The vast majority of the technology needed to realize a full decarbonization of the U.S. economy exists, and most of the technology is more cost effective than fossil fueled alternatives, according to NASEM. But a committee assembled by the group to study decarbonization says all levels of government must do more to ensure the coming economic transition is just and fair to all.

The report, the first of two decarbonization studies planned by the NASEM, ultimately focused on the social factors that will determine the success of the U.S.’s energy transition, according to Pacala, who headed the 17-person committee behind the report.

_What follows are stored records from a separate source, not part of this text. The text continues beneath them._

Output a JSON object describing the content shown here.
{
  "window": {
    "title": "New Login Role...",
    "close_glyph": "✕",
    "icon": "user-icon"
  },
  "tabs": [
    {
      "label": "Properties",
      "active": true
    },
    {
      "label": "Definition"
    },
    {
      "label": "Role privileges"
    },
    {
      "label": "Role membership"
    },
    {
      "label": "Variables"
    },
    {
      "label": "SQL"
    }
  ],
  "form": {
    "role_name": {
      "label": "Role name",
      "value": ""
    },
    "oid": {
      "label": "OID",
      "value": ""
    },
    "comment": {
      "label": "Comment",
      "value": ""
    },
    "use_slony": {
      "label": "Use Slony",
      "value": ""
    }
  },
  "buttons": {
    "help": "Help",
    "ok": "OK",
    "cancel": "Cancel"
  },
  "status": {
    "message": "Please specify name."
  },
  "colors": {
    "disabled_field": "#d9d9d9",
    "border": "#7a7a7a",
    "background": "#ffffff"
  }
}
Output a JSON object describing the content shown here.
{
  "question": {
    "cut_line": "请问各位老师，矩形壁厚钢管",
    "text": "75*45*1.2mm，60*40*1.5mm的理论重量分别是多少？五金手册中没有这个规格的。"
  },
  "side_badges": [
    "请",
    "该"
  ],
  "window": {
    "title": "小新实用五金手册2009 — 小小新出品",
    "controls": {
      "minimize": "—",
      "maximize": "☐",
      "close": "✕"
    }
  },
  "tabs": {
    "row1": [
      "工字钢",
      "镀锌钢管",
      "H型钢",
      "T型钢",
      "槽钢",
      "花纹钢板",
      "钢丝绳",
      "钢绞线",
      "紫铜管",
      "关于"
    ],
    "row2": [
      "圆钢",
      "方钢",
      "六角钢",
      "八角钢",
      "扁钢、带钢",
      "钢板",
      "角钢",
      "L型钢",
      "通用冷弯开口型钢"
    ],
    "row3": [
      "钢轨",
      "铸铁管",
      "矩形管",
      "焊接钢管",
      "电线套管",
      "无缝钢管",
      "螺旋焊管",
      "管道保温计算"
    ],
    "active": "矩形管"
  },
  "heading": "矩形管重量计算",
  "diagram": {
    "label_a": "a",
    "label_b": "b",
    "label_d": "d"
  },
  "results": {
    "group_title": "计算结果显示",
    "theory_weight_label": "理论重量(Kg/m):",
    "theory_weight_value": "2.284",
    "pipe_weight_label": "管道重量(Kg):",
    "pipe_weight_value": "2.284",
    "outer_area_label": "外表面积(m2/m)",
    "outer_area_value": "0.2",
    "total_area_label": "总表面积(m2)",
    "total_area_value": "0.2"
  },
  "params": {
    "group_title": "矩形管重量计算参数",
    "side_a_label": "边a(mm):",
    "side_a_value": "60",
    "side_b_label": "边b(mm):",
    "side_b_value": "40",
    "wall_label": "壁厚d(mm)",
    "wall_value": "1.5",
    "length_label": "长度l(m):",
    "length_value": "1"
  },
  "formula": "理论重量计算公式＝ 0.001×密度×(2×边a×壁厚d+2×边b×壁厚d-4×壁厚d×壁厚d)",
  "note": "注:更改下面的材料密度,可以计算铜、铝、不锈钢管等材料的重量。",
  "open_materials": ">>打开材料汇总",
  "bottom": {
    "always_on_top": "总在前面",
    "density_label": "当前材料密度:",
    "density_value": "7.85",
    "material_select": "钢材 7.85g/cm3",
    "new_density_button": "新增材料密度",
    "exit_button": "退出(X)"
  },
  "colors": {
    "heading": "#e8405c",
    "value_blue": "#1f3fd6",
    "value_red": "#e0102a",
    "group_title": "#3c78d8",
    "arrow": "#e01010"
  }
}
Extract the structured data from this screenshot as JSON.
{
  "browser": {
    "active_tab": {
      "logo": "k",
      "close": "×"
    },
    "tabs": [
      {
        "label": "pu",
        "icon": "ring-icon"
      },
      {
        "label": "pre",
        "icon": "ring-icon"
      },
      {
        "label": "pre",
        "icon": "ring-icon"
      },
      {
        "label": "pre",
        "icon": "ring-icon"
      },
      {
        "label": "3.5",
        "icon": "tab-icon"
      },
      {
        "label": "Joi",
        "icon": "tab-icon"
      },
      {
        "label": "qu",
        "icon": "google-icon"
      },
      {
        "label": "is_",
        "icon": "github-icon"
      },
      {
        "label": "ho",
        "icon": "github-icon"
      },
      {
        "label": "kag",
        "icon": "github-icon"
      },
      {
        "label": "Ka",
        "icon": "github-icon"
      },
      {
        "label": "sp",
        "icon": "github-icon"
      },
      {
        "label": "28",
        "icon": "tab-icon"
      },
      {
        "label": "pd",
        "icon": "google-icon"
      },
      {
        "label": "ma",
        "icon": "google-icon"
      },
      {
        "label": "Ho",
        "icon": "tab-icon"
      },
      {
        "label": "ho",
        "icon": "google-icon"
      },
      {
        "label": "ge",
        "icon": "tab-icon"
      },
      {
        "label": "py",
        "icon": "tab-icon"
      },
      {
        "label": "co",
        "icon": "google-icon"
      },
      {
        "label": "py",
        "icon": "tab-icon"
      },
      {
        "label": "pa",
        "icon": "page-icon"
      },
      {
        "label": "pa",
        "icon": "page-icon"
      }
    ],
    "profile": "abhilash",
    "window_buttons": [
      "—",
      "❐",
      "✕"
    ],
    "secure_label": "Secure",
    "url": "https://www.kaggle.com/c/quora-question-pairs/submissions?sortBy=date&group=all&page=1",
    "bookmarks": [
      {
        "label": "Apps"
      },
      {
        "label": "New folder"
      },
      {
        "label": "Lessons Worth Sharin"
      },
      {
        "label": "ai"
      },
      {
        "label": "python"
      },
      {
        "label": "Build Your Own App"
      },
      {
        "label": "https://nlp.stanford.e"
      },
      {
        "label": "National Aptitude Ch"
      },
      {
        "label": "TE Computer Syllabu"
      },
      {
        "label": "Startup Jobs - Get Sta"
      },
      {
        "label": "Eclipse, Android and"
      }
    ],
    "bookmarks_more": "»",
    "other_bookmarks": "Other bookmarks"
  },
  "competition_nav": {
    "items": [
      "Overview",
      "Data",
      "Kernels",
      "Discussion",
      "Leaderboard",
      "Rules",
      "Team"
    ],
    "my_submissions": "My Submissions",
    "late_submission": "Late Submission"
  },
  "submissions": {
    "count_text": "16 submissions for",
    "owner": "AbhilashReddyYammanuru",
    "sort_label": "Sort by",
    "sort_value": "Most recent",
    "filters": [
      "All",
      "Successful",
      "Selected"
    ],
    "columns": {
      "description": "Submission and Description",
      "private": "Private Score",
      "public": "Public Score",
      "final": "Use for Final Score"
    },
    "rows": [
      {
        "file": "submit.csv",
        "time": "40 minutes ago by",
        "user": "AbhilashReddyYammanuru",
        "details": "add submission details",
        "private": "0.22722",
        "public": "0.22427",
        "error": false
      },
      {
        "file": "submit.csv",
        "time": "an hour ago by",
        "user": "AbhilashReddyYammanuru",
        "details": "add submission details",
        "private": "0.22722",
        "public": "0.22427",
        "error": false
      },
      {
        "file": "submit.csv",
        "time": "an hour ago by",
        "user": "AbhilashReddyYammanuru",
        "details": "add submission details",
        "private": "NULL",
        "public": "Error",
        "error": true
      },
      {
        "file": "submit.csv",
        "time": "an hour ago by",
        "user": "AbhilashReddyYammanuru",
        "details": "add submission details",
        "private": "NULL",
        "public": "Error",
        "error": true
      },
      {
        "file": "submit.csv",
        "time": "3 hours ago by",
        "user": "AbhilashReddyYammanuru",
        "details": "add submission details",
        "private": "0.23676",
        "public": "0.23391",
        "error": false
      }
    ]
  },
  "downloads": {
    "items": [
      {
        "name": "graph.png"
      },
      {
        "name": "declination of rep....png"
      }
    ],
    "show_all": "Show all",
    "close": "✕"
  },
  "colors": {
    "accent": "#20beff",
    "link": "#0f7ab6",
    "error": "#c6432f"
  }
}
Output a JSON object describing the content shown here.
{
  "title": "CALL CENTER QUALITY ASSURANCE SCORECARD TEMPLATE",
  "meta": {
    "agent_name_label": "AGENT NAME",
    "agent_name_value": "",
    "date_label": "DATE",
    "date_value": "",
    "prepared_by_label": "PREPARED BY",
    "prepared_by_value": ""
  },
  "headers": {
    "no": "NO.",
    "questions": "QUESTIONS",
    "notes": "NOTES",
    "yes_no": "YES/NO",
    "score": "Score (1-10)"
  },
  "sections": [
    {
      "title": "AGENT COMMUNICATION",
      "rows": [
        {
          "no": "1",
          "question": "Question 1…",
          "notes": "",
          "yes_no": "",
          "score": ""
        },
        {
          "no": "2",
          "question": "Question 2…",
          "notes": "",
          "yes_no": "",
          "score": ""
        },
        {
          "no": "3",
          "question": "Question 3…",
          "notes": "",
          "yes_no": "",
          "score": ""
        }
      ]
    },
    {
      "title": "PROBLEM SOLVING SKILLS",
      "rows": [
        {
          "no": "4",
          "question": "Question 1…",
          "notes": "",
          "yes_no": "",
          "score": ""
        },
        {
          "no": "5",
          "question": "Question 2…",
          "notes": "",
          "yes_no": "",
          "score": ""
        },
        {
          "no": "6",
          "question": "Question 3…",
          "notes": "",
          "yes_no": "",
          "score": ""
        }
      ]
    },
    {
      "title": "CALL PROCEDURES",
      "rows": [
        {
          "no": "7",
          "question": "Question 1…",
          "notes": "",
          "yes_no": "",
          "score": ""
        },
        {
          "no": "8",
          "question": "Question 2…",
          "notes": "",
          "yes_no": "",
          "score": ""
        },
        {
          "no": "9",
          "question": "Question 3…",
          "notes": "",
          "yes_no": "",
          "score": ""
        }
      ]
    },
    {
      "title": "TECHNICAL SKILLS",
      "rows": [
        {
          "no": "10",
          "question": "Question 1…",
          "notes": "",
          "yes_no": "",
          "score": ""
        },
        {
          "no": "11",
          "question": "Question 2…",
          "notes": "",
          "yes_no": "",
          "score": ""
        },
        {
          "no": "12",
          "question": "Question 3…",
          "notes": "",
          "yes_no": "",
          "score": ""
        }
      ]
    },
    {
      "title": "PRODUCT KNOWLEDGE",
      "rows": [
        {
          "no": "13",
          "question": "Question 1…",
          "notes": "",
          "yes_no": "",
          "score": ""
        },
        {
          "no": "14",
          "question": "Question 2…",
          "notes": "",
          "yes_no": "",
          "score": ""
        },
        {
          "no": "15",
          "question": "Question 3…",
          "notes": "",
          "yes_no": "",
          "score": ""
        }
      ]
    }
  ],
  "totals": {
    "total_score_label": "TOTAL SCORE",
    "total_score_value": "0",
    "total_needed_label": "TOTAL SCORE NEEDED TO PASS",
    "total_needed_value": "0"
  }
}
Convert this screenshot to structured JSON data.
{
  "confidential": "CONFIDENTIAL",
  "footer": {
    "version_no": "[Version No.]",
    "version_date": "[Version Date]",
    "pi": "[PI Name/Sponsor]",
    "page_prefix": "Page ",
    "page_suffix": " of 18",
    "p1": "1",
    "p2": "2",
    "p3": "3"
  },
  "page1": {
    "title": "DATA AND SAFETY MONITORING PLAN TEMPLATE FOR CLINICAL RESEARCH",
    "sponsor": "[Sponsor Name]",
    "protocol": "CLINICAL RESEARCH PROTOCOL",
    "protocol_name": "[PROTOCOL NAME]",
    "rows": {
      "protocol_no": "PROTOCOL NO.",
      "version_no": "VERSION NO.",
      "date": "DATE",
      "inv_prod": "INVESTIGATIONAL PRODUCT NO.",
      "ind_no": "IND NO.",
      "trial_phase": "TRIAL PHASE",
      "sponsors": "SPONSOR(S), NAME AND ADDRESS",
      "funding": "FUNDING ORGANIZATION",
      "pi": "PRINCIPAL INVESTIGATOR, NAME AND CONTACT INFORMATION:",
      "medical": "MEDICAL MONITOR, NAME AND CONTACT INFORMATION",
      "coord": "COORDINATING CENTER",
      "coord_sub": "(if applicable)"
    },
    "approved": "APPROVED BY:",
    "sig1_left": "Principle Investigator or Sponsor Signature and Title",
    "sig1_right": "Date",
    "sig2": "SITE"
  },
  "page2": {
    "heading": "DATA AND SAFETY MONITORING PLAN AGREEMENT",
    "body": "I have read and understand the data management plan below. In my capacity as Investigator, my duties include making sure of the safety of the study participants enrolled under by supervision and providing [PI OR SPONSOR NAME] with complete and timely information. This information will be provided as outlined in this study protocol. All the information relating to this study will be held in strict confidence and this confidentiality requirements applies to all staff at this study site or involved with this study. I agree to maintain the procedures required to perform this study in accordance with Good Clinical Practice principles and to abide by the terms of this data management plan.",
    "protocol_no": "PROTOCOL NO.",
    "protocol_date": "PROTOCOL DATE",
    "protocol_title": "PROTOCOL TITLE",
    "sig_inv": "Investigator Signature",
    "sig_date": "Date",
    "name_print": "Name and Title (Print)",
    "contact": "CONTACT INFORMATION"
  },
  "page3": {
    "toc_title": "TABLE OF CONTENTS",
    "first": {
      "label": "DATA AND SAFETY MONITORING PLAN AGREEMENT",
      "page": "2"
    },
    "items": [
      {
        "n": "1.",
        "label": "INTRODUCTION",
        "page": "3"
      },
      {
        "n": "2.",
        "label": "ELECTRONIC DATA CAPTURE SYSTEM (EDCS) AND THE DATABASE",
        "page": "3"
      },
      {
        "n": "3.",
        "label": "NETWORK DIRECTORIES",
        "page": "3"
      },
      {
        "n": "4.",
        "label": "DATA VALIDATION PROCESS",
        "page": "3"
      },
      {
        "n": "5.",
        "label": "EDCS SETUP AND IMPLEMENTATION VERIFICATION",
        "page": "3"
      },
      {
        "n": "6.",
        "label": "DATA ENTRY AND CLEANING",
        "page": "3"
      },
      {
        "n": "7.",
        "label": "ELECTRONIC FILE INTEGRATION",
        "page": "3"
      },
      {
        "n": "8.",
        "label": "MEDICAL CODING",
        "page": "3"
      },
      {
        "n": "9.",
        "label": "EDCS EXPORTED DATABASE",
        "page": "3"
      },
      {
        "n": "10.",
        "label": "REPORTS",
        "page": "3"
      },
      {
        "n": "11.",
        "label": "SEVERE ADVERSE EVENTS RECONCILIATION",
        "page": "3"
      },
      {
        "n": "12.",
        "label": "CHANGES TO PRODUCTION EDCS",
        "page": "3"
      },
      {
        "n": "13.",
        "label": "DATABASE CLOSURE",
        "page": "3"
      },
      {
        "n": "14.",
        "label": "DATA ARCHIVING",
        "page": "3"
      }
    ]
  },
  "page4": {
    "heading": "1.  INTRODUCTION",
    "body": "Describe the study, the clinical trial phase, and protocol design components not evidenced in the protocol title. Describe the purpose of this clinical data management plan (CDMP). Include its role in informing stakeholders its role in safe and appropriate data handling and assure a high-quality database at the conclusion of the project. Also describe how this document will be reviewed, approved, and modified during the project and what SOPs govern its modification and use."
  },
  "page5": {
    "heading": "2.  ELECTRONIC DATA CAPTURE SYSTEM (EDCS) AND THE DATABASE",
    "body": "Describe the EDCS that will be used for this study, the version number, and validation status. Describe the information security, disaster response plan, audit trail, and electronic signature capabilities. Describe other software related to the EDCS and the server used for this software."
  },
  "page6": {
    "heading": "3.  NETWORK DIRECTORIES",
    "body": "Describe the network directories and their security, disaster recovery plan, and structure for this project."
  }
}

The committee identified five technology goals to maintain the course to net-zero carbon emissions by 2050, outlined in the report. Ideally, the U.S will source three-fourths of its energy from carbon-free sources by 2030, with zero-emission vehicles accounting for 50% of vehicle sales by the same date. The report also calls for a 50% reduction in new building energy use by 2030 and an expansion of the nation’s transmission infrastructure, in addition to a tripling of federal investment in research, development and demonstration of emerging technologies such as advanced nuclear reactors, carbon capture and sequestration, and hydrogen fuels.

“The National Academies’ new report … issues a clarion call for more clean energy innovation,” Colin Cunliff, senior policy analyst for the Information Technology and Innovation Foundation and a member of the NASEM decarbonization committee, wrote in a blog post after the report’s official release. The report “recognizes that innovation won’t happen without an assertive federal policy that involves much more than just basic funding.”

But the report also proposes policy action necessary to meet critical socioeconomic goals, such as ensuring jobs created by the economic transition are distributed in such a way that benefits diverse communities historically left behind in the U.S., while also making assistance available to communities that stand to suffer major job and tax revenue losses as fossil fuel production winds down.

Support could be provided through the creation of a new government agency proposed in the NASEM report, an independent national transition corporation, that would provide workers and communities with support in the event of job losses. A federal green bank, recommended by the report, could also provide funding for economic redevelopment in affected communities, Pacala said.

“Now that the transition is so much more affordable,” he said, “the primary concern is the impact on communities that depend on fossil fuels. We recognize that past transitions have been rocky, and that policy approaches that focus only on worker retraining have been inadequate.”

The committee highlighted the need to make resources available at all levels of government — including state and municipal governments, to avoid the failures of a one-size-fits all approach. They emphasized a need to make resources and funding available in communities with access to fewer economic resources as well, and the need for greater engagement with the public during the transition.

The report also recommends the adoption of a carbon tax, but at $40 per ton or less to avoid inequities in communities that cannot afford an increase in the price of carbon. The committee also spoke of a need to replace long-lived fossil fuel assets like power plants at the end of their working life, rather than retiring them early, to keep costs manageable.

“What we need to do with the timing of these stock turnovers,” said Jesse Jenkins, who leads the Zero Carbon Energy Systems Research and Optimization Laboratory at Princeton University, “is we have to make sure that when someone makes that decision, the no-brainer is to invest in transition technology.”